It may be seen that the registers RTOP(k) form a shift register serving solely to store the coefficients of S(z). The shift register is effected by correctly choosing the state of the inverters Each register RBOT(k) therefore ultimately contains the coefficient T Determination of the new error-locating polynomial Ψ(z) Advantageously, the equation solver is also used to multiply the polynomials E(z) and Λ(z) for the calculation of Ψ(z). The latter polynomial is calculated once Λ(z) has been determined by the equation solver. Once the extended Euclid algorithm has been implemented, the coefficients of Λ(z) are stored in the Lambda part of RBOT. The other registers RTOP(k) and RBOT(k) are set to zero. The configuration of the cells for carrying out the multiplication is illustrated by the diagram of FIG. The registers RTOP(k) are connected in series via the adders of the cells. The value ‘1’ is presented to the input of the first register RTOP( The degree of Λ(z) is equal to the number of errors. The degree of E(z) is equal to the number of erasures. Table 12 gives the contents of the cells after each clock cycle.

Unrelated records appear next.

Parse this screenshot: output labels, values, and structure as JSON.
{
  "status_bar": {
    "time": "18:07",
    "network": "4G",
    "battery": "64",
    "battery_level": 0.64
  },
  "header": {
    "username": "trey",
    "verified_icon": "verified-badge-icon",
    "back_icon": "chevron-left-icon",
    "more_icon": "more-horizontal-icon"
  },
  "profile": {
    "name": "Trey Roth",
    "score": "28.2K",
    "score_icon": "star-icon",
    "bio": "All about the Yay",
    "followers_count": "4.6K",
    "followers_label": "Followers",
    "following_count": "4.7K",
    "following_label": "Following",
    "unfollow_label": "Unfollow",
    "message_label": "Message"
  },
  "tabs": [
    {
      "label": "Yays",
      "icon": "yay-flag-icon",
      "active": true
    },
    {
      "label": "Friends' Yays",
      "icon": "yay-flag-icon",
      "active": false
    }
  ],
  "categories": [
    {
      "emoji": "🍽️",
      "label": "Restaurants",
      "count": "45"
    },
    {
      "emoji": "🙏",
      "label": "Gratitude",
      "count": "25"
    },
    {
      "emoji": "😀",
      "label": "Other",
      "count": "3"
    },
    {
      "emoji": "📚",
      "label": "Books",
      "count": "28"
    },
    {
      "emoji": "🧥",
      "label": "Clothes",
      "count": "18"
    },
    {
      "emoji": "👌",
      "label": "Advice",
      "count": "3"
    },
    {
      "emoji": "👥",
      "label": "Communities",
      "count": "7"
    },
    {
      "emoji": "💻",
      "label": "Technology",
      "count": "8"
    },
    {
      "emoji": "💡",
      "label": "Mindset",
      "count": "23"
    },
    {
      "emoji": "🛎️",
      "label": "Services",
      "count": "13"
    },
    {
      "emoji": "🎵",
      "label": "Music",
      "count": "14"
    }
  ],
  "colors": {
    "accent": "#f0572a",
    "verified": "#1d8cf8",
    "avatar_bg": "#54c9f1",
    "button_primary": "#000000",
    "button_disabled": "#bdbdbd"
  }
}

During the calculation of Ψ(z), the multipliers which remain active are those of the cells for which Pbot(k)=1. Although the present illustrative embodiment relates to Reed-Solomon correction, the described configuration of two memories can be applied in all cases in which data packets of substantially different length are to be corrected. Lastly, FIG. 16 represents an optical disk The CD/DVD data packets proper are transmitted by the demultiplexer Patent Citations
Referenced by
Classifications
Legal Events
Rotate |